[Data about app and page elements]
++++++++++
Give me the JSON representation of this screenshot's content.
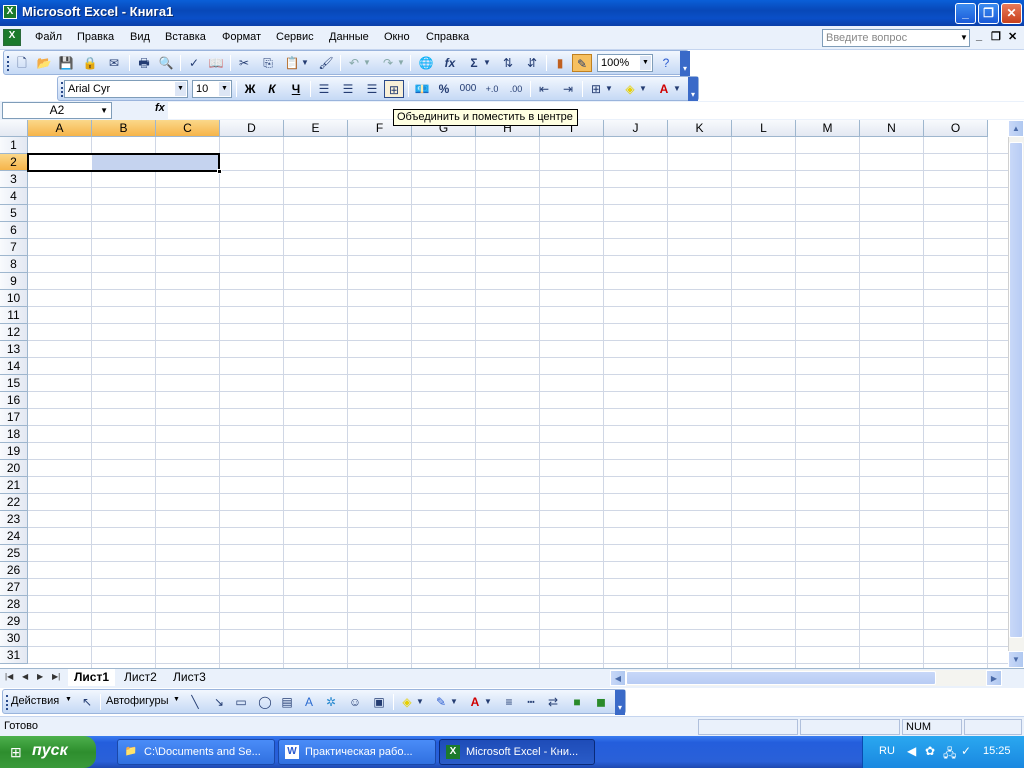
{
  "window": {
    "title": "Microsoft Excel - Книга1"
  },
  "menubar": {
    "items": [
      "Файл",
      "Правка",
      "Вид",
      "Вставка",
      "Формат",
      "Сервис",
      "Данные",
      "Окно",
      "Справка"
    ],
    "help_placeholder": "Введите вопрос"
  },
  "toolbar": {
    "zoom": "100%",
    "font_name": "Arial Cyr",
    "font_size": "10",
    "bold": "Ж",
    "italic": "К",
    "underline": "Ч",
    "percent": "%",
    "thousands": "000",
    "sigma": "Σ",
    "fx": "fx"
  },
  "formula_bar": {
    "name_box": "A2",
    "fx_label": "fx",
    "formula": ""
  },
  "tooltip": {
    "text": "Объединить и поместить в центре"
  },
  "grid": {
    "columns": [
      "A",
      "B",
      "C",
      "D",
      "E",
      "F",
      "G",
      "H",
      "I",
      "J",
      "K",
      "L",
      "M",
      "N",
      "O"
    ],
    "rows": [
      "1",
      "2",
      "3",
      "4",
      "5",
      "6",
      "7",
      "8",
      "9",
      "10",
      "11",
      "12",
      "13",
      "14",
      "15",
      "16",
      "17",
      "18",
      "19",
      "20",
      "21",
      "22",
      "23",
      "24",
      "25",
      "26",
      "27",
      "28",
      "29",
      "30",
      "31"
    ],
    "active_cell": "A2",
    "selection": "A2:C2"
  },
  "sheet_tabs": {
    "tabs": [
      "Лист1",
      "Лист2",
      "Лист3"
    ],
    "active": "Лист1"
  },
  "drawing_toolbar": {
    "actions": "Действия",
    "autoshapes": "Автофигуры"
  },
  "statusbar": {
    "status": "Готово",
    "num": "NUM"
  },
  "taskbar": {
    "start": "пуск",
    "tasks": [
      "C:\\Documents and Se...",
      "Практическая рабо...",
      "Microsoft Excel - Кни..."
    ],
    "active_task": 2,
    "lang": "RU",
    "clock": "15:25"
  },
  "colors": {
    "title_blue": "#0a5fd8",
    "toolbar_bg": "#eaf1fb",
    "selected_header": "#f6b44a",
    "selection_fill": "#c5d3ef",
    "start_green": "#2e8e2e"
  }
}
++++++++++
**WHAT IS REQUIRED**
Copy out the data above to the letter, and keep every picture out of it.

**EXERCISE ANSWER**
Give me the JSON representation of this screenshot's content.
{
  "window": {
    "title": "Microsoft Excel - Книга1"
  },
  "menubar": {
    "items": [
      "Файл",
      "Правка",
      "Вид",
      "Вставка",
      "Формат",
      "Сервис",
      "Данные",
      "Окно",
      "Справка"
    ],
    "help_placeholder": "Введите вопрос"
  },
  "toolbar": {
    "zoom": "100%",
    "font_name": "Arial Cyr",
    "font_size": "10",
    "bold": "Ж",
    "italic": "К",
    "underline": "Ч",
    "percent": "%",
    "thousands": "000",
    "sigma": "Σ",
    "fx": "fx"
  },
  "formula_bar": {
    "name_box": "A2",
    "fx_label": "fx",
    "formula": ""
  },
  "tooltip": {
    "text": "Объединить и поместить в центре"
  },
  "grid": {
    "columns": [
      "A",
      "B",
      "C",
      "D",
      "E",
      "F",
      "G",
      "H",
      "I",
      "J",
      "K",
      "L",
      "M",
      "N",
      "O"
    ],
    "rows": [
      "1",
      "2",
      "3",
      "4",
      "5",
      "6",
      "7",
      "8",
      "9",
      "10",
      "11",
      "12",
      "13",
      "14",
      "15",
      "16",
      "17",
      "18",
      "19",
      "20",
      "21",
      "22",
      "23",
      "24",
      "25",
      "26",
      "27",
      "28",
      "29",
      "30",
      "31"
    ],
    "active_cell": "A2",
    "selection": "A2:C2"
  },
  "sheet_tabs": {
    "tabs": [
      "Лист1",
      "Лист2",
      "Лист3"
    ],
    "active": "Лист1"
  },
  "drawing_toolbar": {
    "actions": "Действия",
    "autoshapes": "Автофигуры"
  },
  "statusbar": {
    "status": "Готово",
    "num": "NUM"
  },
  "taskbar": {
    "start": "пуск",
    "tasks": [
      "C:\\Documents and Se...",
      "Практическая рабо...",
      "Microsoft Excel - Кни..."
    ],
    "active_task": 2,
    "lang": "RU",
    "clock": "15:25"
  },
  "colors": {
    "title_blue": "#0a5fd8",
    "toolbar_bg": "#eaf1fb",
    "selected_header": "#f6b44a",
    "selection_fill": "#c5d3ef",
    "start_green": "#2e8e2e"
  }
}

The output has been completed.